Anger in the Family
By Layla A. Asamarai
August 24, 2005
A burning ball of fire, an electric shock that conquers all, a darkness, a mania, an explosion, a ripping of one’s heart. There are many expressions that we use to describe one of the most primal and controlling emotions that humans experience— anger. One of the reasons why I am addressing anger is because as Muslims experience more pain and oppression, the accumulation of unresolved anger has the potential of becoming harmful to the person harboring it and to others.
To begin, let me point out that although anger is natural, that does not mean that it is healthy or worth cultivating. In my work as a psychotherapist with individuals who struggle with anger, I have come to understand the toxic nature of anger. Anger “management” is a societal concept that says “we aren’t asking you to get rid of your anger; we ask that you learn to manage it so it is not a public liability.” This is a very important concept; however, for a person struggling with anger, it doesn’t validate the pain and doesn’t resolve the anger.
Sadness + Frustration = Anger
The story of anger begins in its hidden roots. Anger is what naturally happens when we experience sadness or disappointment. After this sadness stage, if we realize that we cannot change our emotional or life state and fear that our gloom will prevail, we get frustrated! I have found that some clients are afraid of their sadness. They are afraid of crying, some because they’re afraid they will never be able to stop; meanwhile others may be afraid that no one will understand their pain. Sadness is a vulnerable state that people fear; however, without some vulnerability, we become unapproachable and we lose our very human beauty. Sadness attracts people’s natural inclinations towards help and understanding; conversely, anger overpowers the message that is being expressed by the angry person. When a person is shouting on a street corner, people mostly notice the anger and stay clear of him or her. A sad person weeping attracts others to try to understand the story of his or her sadness. A person expressing sadness gets his or her pain attended to; people tell the story of their pain. People observing an angry person will better describe to you how the person yelled and what he or she physically did, instead of his or her plight and the voice of his or her pain.
How Anger Prevails
Now that we evaluate the general premises under which anger is cultivated, let us make use of this understanding. It is often thought that individuals who experience and express greater levels of anger have a nervous defect or are weak and flawed.

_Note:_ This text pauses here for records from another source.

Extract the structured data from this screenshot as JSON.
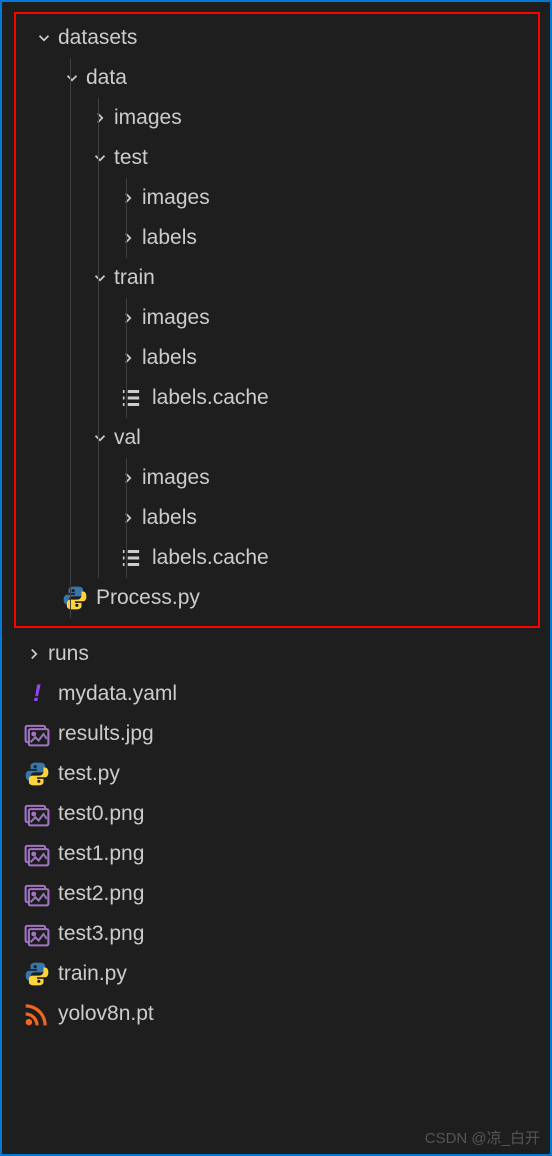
{
  "tree": {
    "datasets": "datasets",
    "data": "data",
    "images": "images",
    "test": "test",
    "labels": "labels",
    "train": "train",
    "labels_cache": "labels.cache",
    "val": "val",
    "process_py": "Process.py",
    "runs": "runs",
    "mydata_yaml": "mydata.yaml",
    "results_jpg": "results.jpg",
    "test_py": "test.py",
    "test0_png": "test0.png",
    "test1_png": "test1.png",
    "test2_png": "test2.png",
    "test3_png": "test3.png",
    "train_py": "train.py",
    "yolov8n_pt": "yolov8n.pt"
  },
  "watermark": "CSDN @凉_白开"
}
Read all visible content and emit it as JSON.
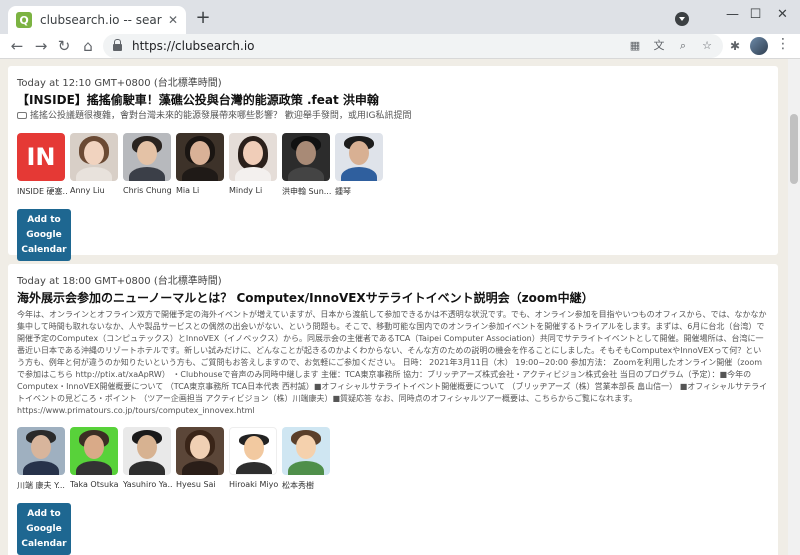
{
  "browser": {
    "tab_title": "clubsearch.io -- search Clubho",
    "tab_close": "✕",
    "new_tab": "+",
    "url": "https://clubsearch.io",
    "window_controls": {
      "minimize": "—",
      "maximize": "☐",
      "close": "✕"
    }
  },
  "events": [
    {
      "time": "Today at 12:10 GMT+0800 (台北標準時間)",
      "title": "【INSIDE】搖搖偷駛車！藻礁公投與台灣的能源政策 .feat 洪申翰",
      "description": "搖搖公投議題很複雜，會對台灣未來的能源發展帶來哪些影響？ 歡迎舉手發問，或用IG私訊提問",
      "people": [
        {
          "name": "INSIDE 硬塞...",
          "avatar": "logo-in",
          "logo_text": "IN"
        },
        {
          "name": "Anny Liu",
          "avatar": "woman-light"
        },
        {
          "name": "Chris Chung",
          "avatar": "man-glasses"
        },
        {
          "name": "Mia Li",
          "avatar": "woman-dark"
        },
        {
          "name": "Mindy Li",
          "avatar": "woman-long"
        },
        {
          "name": "洪申翰 Sun...",
          "avatar": "man-dark"
        },
        {
          "name": "鍾琴",
          "avatar": "man-blue"
        }
      ],
      "calendar_button": "Add to Google Calendar"
    },
    {
      "time": "Today at 18:00 GMT+0800 (台北標準時間)",
      "title": "海外展示会参加のニューノーマルとは？ Computex/InnoVEXサテライトイベント説明会（zoom中継）",
      "description": "今年は、オンラインとオフライン双方で開催予定の海外イベントが増えていますが、日本から渡航して参加できるかは不透明な状況です。でも、オンライン参加を目指やいつものオフィスから、では、なかなか集中して時間も取れないなか、人や製品サービスとの偶然の出会いがない、という問題も。そこで、移動可能な国内でのオンライン参加イベントを開催するトライアルをします。まずは、6月に台北（台湾）で開催予定のComputex（コンピュテックス）とInnoVEX（イノベックス）から。同展示会の主催者であるTCA（Taipei Computer Association）共同でサテライトイベントとして開催。開催場所は、台湾に一番近い日本である沖縄のリゾートホテルです。新しい試みだけに、どんなことが起きるのかよくわからない、そんな方のための説明の機会を作ることにしました。そもそもComputexやInnoVEXって何？という方も、例年と何が違うのか知りたいという方も、ご質問もお答えしますので、お気軽にご参加ください。 日時： 2021年3月11日（木） 19:00~20:00 参加方法： Zoomを利用したオンライン開催（zoomで参加はこちら http://ptix.at/xaApRW） ・Clubhouseで音声のみ同時中継します 主催：TCA東京事務所 協力：ブリッヂアーズ株式会社・アクティビジョン株式会社 当日のプログラム（予定）：■今年のComputex・InnoVEX開催概要について （TCA東京事務所 TCA日本代表 西村誠）■オフィシャルサテライトイベント開催概要について （ブリッヂアーズ（株）営業本部長 畠山信一） ■オフィシャルサテライトイベントの見どころ・ポイント （ツアー企画担当 アクティビジョン（株）川端康夫）■質疑応答 なお、同時点のオフィシャルツアー概要は、こちらからご覧になれます。 https://www.primatours.co.jp/tours/computex_innovex.html",
      "people": [
        {
          "name": "川端 康夫 Y...",
          "avatar": "man-suit"
        },
        {
          "name": "Taka Otsuka",
          "avatar": "man-green"
        },
        {
          "name": "Yasuhiro Ya...",
          "avatar": "man-short"
        },
        {
          "name": "Hyesu Sai",
          "avatar": "woman-round"
        },
        {
          "name": "Hiroaki Miyo...",
          "avatar": "cartoon-man"
        },
        {
          "name": "松本秀樹",
          "avatar": "cartoon-glasses"
        }
      ],
      "calendar_button": "Add to Google Calendar"
    }
  ]
}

I strongly disagree with this judgmental approach for understanding why some individuals struggle. For some, the process of letting go to Allah or even to gain the help and guidance of others around us is easier than it is for others. Some have had more supportive upbringings where they could be helped if in trouble and the help was mostly dependable and adequate. However, for those who have not learned to lean on anyone or who have leaned only to fall through weak or absent arms, there hasn’t been a learned process of relieving that frustration and sharing the sadness, and so they are more inclined towards anger. Talking about anger in this way is not meant to ignite one’s pains about the past. Instead it is meant to help to help detach negative judgments about why one person struggles with anger more than another.

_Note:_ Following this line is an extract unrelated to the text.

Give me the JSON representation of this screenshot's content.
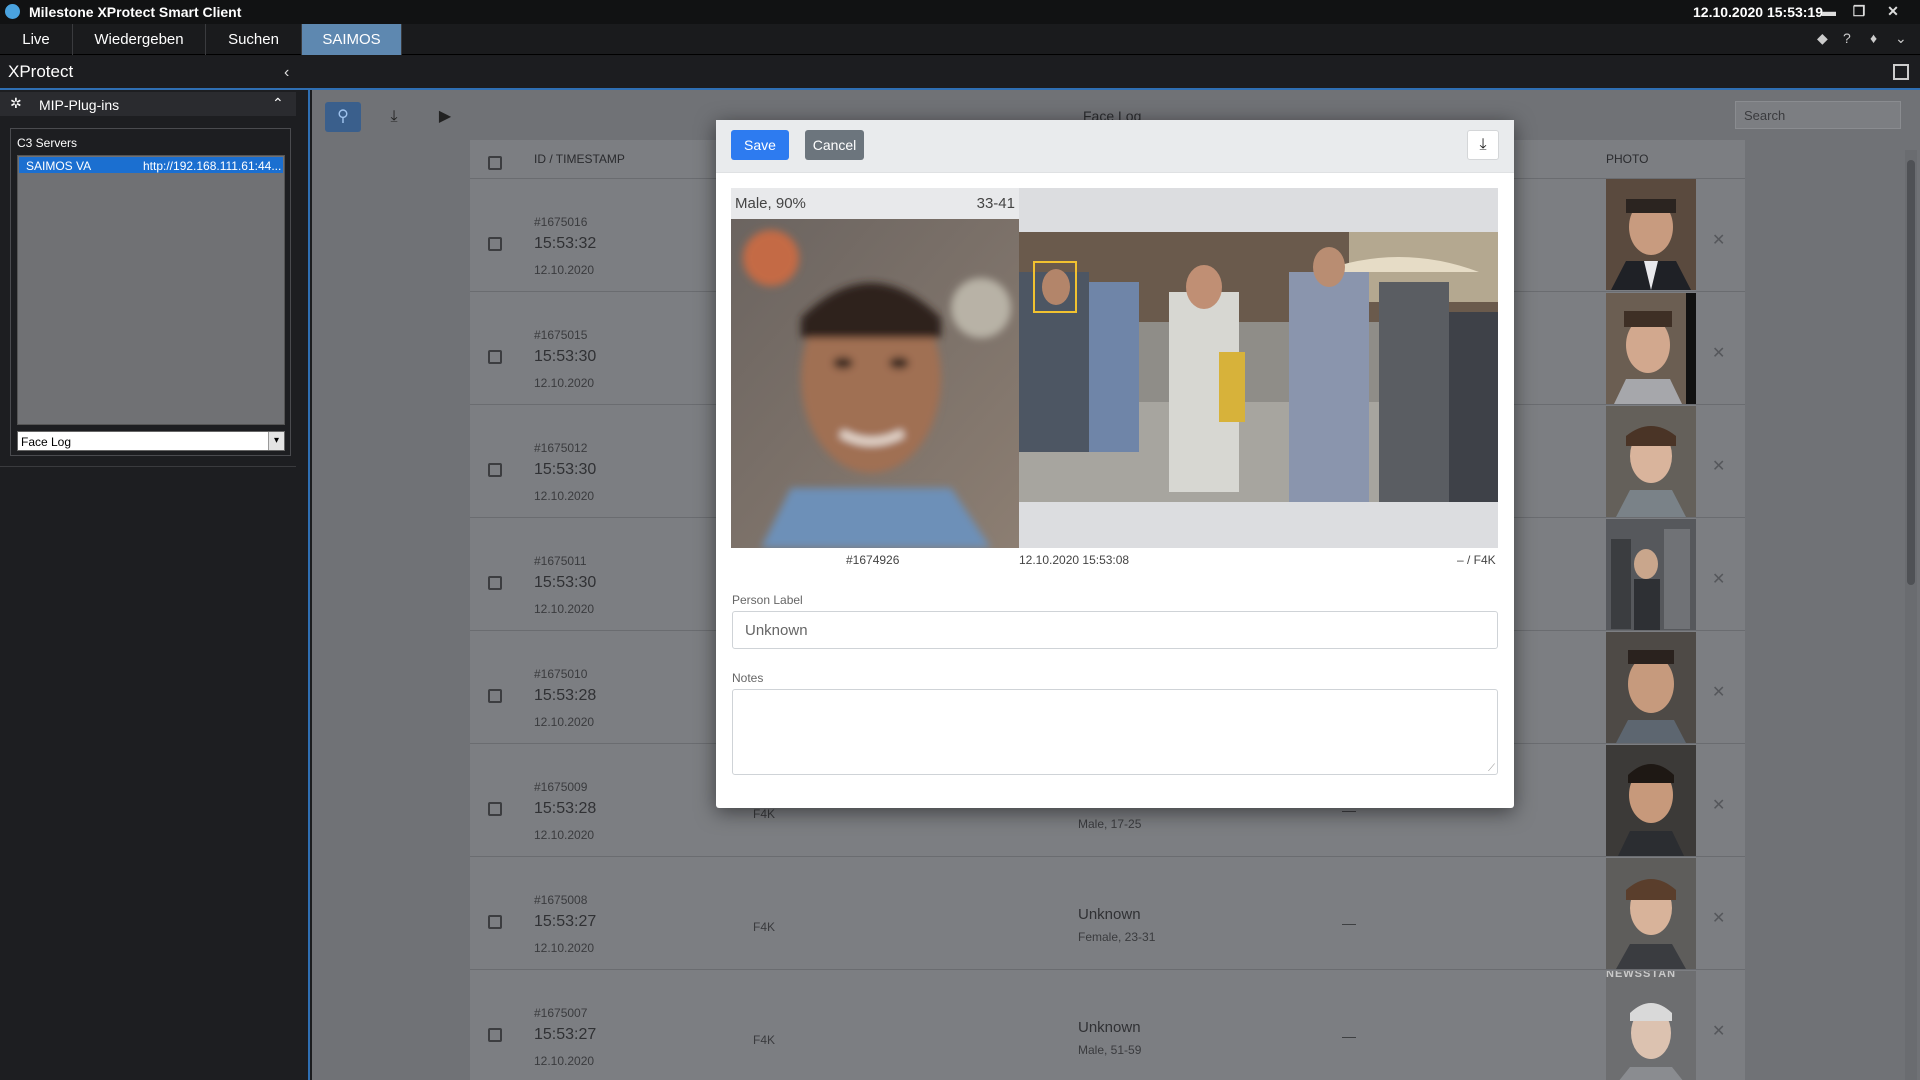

You Are Not Your Anger
Anger is not a fixed trait like eye color! It is a learned behavior that was likely in some way adaptive for survival in childhood. Adulthood is about “thrival,” not so much survival, as we are no longer vulnerable to adults as we were when we were minor children. What was adaptive then (in childhood) is likely no longer adaptive in adulthood. People struggling with anger ought not focus their energy on feeling ashamed of the anger, as anger does not define them!
Free at Last
Getting free from the shackles of this destructive emotion requires that individuals evaluate anger’s hold on them. Understanding sensitive issues that trigger a strong frustrated response is vital to breaking the seemingly automatic process in which anger is unleashed. Learning to lean on healthy people and allow others to help you is also vital to finding a healthy way to express frustration. It is always a good idea to practice talking about disappointments and frustrations and to listen to other people’s caring responses. We need to learn to give to Allah issues that we don’t know how to resolve, so that we behaviorally illustrate our understanding of what we can and cannot reasonably do and submit ourselves to a higher and stronger power.
Undoing anger’s ties is not something that is automatic or necessarily easy. It is a process that takes time to accomplish, and because I have seen it happen, I do believe that it is possible. Because undoing anger’s ties takes time, I would encourage the following from the Hadith: Upon experiencing anger, we are encouraged to sit if we are standing; lie down if that doesn’t work; make wudu’ if that doesn’t work; and perform prayer (salah) if that doesn’t work. Through this physical process of submitting our will to our Creator, we progressively release anger’s deafening hold.
I am naturally a supporter of mental health counseling; however, I believe that at the forefront of all healing are therapeutic family, friendship, and community ties. If and when those naturally instilled therapeutic relationships are not enough to support the growth that needs to occur, then counseling is usually a viable option. It is possible to be free of anger. There is no such thing as an angry person; rather, we are all people who at varying degrees struggle with angry emotions. It is to our betterment if we can learn to ban anger from speaking for us, acting for us, and being us! There is so much that we are and so much that we aspire to be, that it is a shame for us to define ourselves by the very emotion that smothers our voices and only extends hurt, fear, and pain to others.